-- WORK TO COMPLETE --
The records, repeated exactly and in full, are the expected answer.
*** Opening EXCERPTED DATA ***
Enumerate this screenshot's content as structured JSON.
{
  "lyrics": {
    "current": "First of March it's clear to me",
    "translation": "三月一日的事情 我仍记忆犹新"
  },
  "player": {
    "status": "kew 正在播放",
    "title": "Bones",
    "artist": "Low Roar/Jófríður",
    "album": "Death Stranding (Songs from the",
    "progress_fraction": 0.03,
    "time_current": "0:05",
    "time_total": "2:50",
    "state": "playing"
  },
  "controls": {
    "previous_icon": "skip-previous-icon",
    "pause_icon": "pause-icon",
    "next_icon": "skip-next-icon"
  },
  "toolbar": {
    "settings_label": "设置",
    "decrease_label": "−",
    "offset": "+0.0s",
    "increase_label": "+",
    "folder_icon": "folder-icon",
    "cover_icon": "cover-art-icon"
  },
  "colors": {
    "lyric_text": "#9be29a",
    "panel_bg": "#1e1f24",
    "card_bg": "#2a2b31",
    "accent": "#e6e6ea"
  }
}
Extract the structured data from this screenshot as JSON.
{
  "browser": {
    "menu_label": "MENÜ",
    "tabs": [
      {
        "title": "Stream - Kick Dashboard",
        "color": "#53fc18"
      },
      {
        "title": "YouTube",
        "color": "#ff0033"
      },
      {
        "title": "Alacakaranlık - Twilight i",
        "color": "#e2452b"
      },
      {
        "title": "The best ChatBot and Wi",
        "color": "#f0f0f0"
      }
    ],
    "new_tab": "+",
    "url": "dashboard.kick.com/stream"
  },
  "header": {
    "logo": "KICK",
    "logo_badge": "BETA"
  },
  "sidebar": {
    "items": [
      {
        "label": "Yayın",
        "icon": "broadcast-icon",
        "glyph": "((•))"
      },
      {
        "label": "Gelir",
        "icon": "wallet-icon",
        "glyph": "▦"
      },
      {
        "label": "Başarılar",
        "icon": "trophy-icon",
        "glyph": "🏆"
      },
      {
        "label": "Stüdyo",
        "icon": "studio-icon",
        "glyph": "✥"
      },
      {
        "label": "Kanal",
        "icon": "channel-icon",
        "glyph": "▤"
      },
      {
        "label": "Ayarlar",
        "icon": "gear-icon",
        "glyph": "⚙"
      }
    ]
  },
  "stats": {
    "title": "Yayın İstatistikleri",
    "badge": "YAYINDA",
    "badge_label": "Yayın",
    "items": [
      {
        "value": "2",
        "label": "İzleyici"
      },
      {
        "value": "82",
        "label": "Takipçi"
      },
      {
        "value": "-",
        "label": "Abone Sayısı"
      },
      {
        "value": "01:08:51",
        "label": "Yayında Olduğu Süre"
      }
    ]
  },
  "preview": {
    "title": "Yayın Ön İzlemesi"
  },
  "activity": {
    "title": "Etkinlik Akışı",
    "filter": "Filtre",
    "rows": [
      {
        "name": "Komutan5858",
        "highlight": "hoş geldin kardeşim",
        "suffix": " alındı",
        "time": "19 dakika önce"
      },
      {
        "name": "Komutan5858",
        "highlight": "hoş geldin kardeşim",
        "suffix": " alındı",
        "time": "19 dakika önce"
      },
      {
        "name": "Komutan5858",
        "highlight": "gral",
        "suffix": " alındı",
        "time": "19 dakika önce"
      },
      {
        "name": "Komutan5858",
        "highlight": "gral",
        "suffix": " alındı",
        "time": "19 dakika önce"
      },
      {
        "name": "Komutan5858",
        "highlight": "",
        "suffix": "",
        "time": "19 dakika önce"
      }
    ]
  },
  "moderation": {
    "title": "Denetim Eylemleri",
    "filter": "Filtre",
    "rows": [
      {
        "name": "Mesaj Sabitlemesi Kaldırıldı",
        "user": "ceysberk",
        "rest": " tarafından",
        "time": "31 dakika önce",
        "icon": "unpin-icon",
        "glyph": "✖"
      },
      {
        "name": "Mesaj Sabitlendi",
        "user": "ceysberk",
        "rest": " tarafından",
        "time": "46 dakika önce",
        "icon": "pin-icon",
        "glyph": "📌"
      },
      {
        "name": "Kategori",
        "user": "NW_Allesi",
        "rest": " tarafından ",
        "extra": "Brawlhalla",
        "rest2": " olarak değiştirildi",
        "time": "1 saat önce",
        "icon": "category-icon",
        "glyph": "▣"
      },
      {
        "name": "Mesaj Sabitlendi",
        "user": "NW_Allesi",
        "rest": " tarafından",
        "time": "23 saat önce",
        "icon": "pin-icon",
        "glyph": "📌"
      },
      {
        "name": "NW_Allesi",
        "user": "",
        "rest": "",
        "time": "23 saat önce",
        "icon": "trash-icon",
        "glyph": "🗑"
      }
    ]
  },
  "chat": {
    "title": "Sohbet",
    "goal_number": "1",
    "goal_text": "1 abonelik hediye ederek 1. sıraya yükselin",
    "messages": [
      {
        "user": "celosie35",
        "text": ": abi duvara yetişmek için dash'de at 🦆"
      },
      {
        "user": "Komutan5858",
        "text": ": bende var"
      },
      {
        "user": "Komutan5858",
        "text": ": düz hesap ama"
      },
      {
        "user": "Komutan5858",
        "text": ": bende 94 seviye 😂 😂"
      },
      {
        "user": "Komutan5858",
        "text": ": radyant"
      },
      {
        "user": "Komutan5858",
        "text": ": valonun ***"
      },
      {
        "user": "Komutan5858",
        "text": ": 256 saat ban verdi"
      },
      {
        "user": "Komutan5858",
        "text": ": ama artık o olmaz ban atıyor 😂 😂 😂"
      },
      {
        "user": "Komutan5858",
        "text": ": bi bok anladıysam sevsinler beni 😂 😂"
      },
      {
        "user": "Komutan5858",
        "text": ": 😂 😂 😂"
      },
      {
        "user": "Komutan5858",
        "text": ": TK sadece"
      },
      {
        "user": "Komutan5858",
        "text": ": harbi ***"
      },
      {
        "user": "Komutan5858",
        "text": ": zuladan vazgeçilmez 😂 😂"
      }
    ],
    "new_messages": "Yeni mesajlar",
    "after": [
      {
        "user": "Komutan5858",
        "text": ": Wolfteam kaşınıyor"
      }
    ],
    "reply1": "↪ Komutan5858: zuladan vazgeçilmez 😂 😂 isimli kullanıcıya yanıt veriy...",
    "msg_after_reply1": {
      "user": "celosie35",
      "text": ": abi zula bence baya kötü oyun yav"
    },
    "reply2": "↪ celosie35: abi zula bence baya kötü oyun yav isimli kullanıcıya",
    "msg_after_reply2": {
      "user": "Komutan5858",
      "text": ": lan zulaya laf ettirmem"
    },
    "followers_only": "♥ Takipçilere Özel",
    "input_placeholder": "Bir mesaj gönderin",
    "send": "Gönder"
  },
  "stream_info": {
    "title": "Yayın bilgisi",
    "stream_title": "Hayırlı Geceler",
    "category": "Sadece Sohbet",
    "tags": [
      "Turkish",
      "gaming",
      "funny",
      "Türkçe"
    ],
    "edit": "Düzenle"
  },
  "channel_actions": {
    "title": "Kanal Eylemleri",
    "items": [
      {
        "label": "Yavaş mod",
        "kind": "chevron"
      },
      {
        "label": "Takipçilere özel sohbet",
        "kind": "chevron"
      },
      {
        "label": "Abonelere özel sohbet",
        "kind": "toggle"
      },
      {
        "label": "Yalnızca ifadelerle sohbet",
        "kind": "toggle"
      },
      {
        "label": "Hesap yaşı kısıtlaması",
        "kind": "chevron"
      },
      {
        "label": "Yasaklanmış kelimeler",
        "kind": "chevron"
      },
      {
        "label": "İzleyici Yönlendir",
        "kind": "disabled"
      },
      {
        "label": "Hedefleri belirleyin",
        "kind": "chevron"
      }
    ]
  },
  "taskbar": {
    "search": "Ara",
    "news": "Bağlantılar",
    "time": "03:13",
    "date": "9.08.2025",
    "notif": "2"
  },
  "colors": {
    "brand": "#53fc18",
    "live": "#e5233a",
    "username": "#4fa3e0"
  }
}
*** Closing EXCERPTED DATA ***
-- FINISHED TASK --
Enumerate this screenshot's content as structured JSON.
{
  "lyrics": {
    "current": "First of March it's clear to me",
    "translation": "三月一日的事情 我仍记忆犹新"
  },
  "player": {
    "status": "kew 正在播放",
    "title": "Bones",
    "artist": "Low Roar/Jófríður",
    "album": "Death Stranding (Songs from the",
    "progress_fraction": 0.03,
    "time_current": "0:05",
    "time_total": "2:50",
    "state": "playing"
  },
  "controls": {
    "previous_icon": "skip-previous-icon",
    "pause_icon": "pause-icon",
    "next_icon": "skip-next-icon"
  },
  "toolbar": {
    "settings_label": "设置",
    "decrease_label": "−",
    "offset": "+0.0s",
    "increase_label": "+",
    "folder_icon": "folder-icon",
    "cover_icon": "cover-art-icon"
  },
  "colors": {
    "lyric_text": "#9be29a",
    "panel_bg": "#1e1f24",
    "card_bg": "#2a2b31",
    "accent": "#e6e6ea"
  }
}
Extract the structured data from this screenshot as JSON.
{
  "browser": {
    "menu_label": "MENÜ",
    "tabs": [
      {
        "title": "Stream - Kick Dashboard",
        "color": "#53fc18"
      },
      {
        "title": "YouTube",
        "color": "#ff0033"
      },
      {
        "title": "Alacakaranlık - Twilight i",
        "color": "#e2452b"
      },
      {
        "title": "The best ChatBot and Wi",
        "color": "#f0f0f0"
      }
    ],
    "new_tab": "+",
    "url": "dashboard.kick.com/stream"
  },
  "header": {
    "logo": "KICK",
    "logo_badge": "BETA"
  },
  "sidebar": {
    "items": [
      {
        "label": "Yayın",
        "icon": "broadcast-icon",
        "glyph": "((•))"
      },
      {
        "label": "Gelir",
        "icon": "wallet-icon",
        "glyph": "▦"
      },
      {
        "label": "Başarılar",
        "icon": "trophy-icon",
        "glyph": "🏆"
      },
      {
        "label": "Stüdyo",
        "icon": "studio-icon",
        "glyph": "✥"
      },
      {
        "label": "Kanal",
        "icon": "channel-icon",
        "glyph": "▤"
      },
      {
        "label": "Ayarlar",
        "icon": "gear-icon",
        "glyph": "⚙"
      }
    ]
  },
  "stats": {
    "title": "Yayın İstatistikleri",
    "badge": "YAYINDA",
    "badge_label": "Yayın",
    "items": [
      {
        "value": "2",
        "label": "İzleyici"
      },
      {
        "value": "82",
        "label": "Takipçi"
      },
      {
        "value": "-",
        "label": "Abone Sayısı"
      },
      {
        "value": "01:08:51",
        "label": "Yayında Olduğu Süre"
      }
    ]
  },
  "preview": {
    "title": "Yayın Ön İzlemesi"
  },
  "activity": {
    "title": "Etkinlik Akışı",
    "filter": "Filtre",
    "rows": [
      {
        "name": "Komutan5858",
        "highlight": "hoş geldin kardeşim",
        "suffix": " alındı",
        "time": "19 dakika önce"
      },
      {
        "name": "Komutan5858",
        "highlight": "hoş geldin kardeşim",
        "suffix": " alındı",
        "time": "19 dakika önce"
      },
      {
        "name": "Komutan5858",
        "highlight": "gral",
        "suffix": " alındı",
        "time": "19 dakika önce"
      },
      {
        "name": "Komutan5858",
        "highlight": "gral",
        "suffix": " alındı",
        "time": "19 dakika önce"
      },
      {
        "name": "Komutan5858",
        "highlight": "",
        "suffix": "",
        "time": "19 dakika önce"
      }
    ]
  },
  "moderation": {
    "title": "Denetim Eylemleri",
    "filter": "Filtre",
    "rows": [
      {
        "name": "Mesaj Sabitlemesi Kaldırıldı",
        "user": "ceysberk",
        "rest": " tarafından",
        "time": "31 dakika önce",
        "icon": "unpin-icon",
        "glyph": "✖"
      },
      {
        "name": "Mesaj Sabitlendi",
        "user": "ceysberk",
        "rest": " tarafından",
        "time": "46 dakika önce",
        "icon": "pin-icon",
        "glyph": "📌"
      },
      {
        "name": "Kategori",
        "user": "NW_Allesi",
        "rest": " tarafından ",
        "extra": "Brawlhalla",
        "rest2": " olarak değiştirildi",
        "time": "1 saat önce",
        "icon": "category-icon",
        "glyph": "▣"
      },
      {
        "name": "Mesaj Sabitlendi",
        "user": "NW_Allesi",
        "rest": " tarafından",
        "time": "23 saat önce",
        "icon": "pin-icon",
        "glyph": "📌"
      },
      {
        "name": "NW_Allesi",
        "user": "",
        "rest": "",
        "time": "23 saat önce",
        "icon": "trash-icon",
        "glyph": "🗑"
      }
    ]
  },
  "chat": {
    "title": "Sohbet",
    "goal_number": "1",
    "goal_text": "1 abonelik hediye ederek 1. sıraya yükselin",
    "messages": [
      {
        "user": "celosie35",
        "text": ": abi duvara yetişmek için dash'de at 🦆"
      },
      {
        "user": "Komutan5858",
        "text": ": bende var"
      },
      {
        "user": "Komutan5858",
        "text": ": düz hesap ama"
      },
      {
        "user": "Komutan5858",
        "text": ": bende 94 seviye 😂 😂"
      },
      {
        "user": "Komutan5858",
        "text": ": radyant"
      },
      {
        "user": "Komutan5858",
        "text": ": valonun ***"
      },
      {
        "user": "Komutan5858",
        "text": ": 256 saat ban verdi"
      },
      {
        "user": "Komutan5858",
        "text": ": ama artık o olmaz ban atıyor 😂 😂 😂"
      },
      {
        "user": "Komutan5858",
        "text": ": bi bok anladıysam sevsinler beni 😂 😂"
      },
      {
        "user": "Komutan5858",
        "text": ": 😂 😂 😂"
      },
      {
        "user": "Komutan5858",
        "text": ": TK sadece"
      },
      {
        "user": "Komutan5858",
        "text": ": harbi ***"
      },
      {
        "user": "Komutan5858",
        "text": ": zuladan vazgeçilmez 😂 😂"
      }
    ],
    "new_messages": "Yeni mesajlar",
    "after": [
      {
        "user": "Komutan5858",
        "text": ": Wolfteam kaşınıyor"
      }
    ],
    "reply1": "↪ Komutan5858: zuladan vazgeçilmez 😂 😂 isimli kullanıcıya yanıt veriy...",
    "msg_after_reply1": {
      "user": "celosie35",
      "text": ": abi zula bence baya kötü oyun yav"
    },
    "reply2": "↪ celosie35: abi zula bence baya kötü oyun yav isimli kullanıcıya",
    "msg_after_reply2": {
      "user": "Komutan5858",
      "text": ": lan zulaya laf ettirmem"
    },
    "followers_only": "♥ Takipçilere Özel",
    "input_placeholder": "Bir mesaj gönderin",
    "send": "Gönder"
  },
  "stream_info": {
    "title": "Yayın bilgisi",
    "stream_title": "Hayırlı Geceler",
    "category": "Sadece Sohbet",
    "tags": [
      "Turkish",
      "gaming",
      "funny",
      "Türkçe"
    ],
    "edit": "Düzenle"
  },
  "channel_actions": {
    "title": "Kanal Eylemleri",
    "items": [
      {
        "label": "Yavaş mod",
        "kind": "chevron"
      },
      {
        "label": "Takipçilere özel sohbet",
        "kind": "chevron"
      },
      {
        "label": "Abonelere özel sohbet",
        "kind": "toggle"
      },
      {
        "label": "Yalnızca ifadelerle sohbet",
        "kind": "toggle"
      },
      {
        "label": "Hesap yaşı kısıtlaması",
        "kind": "chevron"
      },
      {
        "label": "Yasaklanmış kelimeler",
        "kind": "chevron"
      },
      {
        "label": "İzleyici Yönlendir",
        "kind": "disabled"
      },
      {
        "label": "Hedefleri belirleyin",
        "kind": "chevron"
      }
    ]
  },
  "taskbar": {
    "search": "Ara",
    "news": "Bağlantılar",
    "time": "03:13",
    "date": "9.08.2025",
    "notif": "2"
  },
  "colors": {
    "brand": "#53fc18",
    "live": "#e5233a",
    "username": "#4fa3e0"
  }
}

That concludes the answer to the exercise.